Problem to work on: Your answer should be one number: how many lines of the records hold the string "Energy".

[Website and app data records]
|---|
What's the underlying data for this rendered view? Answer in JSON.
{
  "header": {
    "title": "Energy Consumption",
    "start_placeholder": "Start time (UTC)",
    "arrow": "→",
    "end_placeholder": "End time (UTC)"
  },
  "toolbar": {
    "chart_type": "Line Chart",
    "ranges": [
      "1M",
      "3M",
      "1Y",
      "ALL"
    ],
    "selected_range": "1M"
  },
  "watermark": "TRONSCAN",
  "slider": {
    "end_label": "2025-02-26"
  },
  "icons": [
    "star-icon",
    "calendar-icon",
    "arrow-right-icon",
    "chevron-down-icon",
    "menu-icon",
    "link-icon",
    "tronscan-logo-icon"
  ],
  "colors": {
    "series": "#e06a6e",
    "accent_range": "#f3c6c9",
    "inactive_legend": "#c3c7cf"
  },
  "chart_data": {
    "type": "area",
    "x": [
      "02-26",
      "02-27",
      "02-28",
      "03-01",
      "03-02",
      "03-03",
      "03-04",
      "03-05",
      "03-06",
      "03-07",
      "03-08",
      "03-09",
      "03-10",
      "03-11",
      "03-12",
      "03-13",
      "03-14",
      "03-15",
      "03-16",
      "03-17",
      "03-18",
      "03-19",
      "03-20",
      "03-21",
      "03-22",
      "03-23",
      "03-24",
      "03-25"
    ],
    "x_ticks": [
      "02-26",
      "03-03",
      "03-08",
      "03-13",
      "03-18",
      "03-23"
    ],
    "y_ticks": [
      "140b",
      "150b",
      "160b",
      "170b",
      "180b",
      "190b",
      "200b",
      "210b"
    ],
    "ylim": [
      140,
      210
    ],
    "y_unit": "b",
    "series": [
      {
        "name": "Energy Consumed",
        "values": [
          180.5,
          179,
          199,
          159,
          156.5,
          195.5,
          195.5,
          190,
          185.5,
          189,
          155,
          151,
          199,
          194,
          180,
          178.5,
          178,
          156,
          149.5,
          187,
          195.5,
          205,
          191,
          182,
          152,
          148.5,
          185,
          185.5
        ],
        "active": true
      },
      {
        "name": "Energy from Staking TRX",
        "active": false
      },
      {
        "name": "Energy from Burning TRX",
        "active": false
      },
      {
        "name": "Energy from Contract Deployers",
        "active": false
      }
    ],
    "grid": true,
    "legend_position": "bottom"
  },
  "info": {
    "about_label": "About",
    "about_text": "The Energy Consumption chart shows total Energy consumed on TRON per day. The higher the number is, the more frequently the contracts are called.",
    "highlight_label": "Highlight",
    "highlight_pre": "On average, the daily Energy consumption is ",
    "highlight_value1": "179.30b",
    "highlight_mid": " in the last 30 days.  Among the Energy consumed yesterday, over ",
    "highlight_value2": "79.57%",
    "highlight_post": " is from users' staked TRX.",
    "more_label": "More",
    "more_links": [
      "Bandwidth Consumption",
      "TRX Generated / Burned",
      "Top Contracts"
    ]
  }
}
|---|
Output of the exercise: 8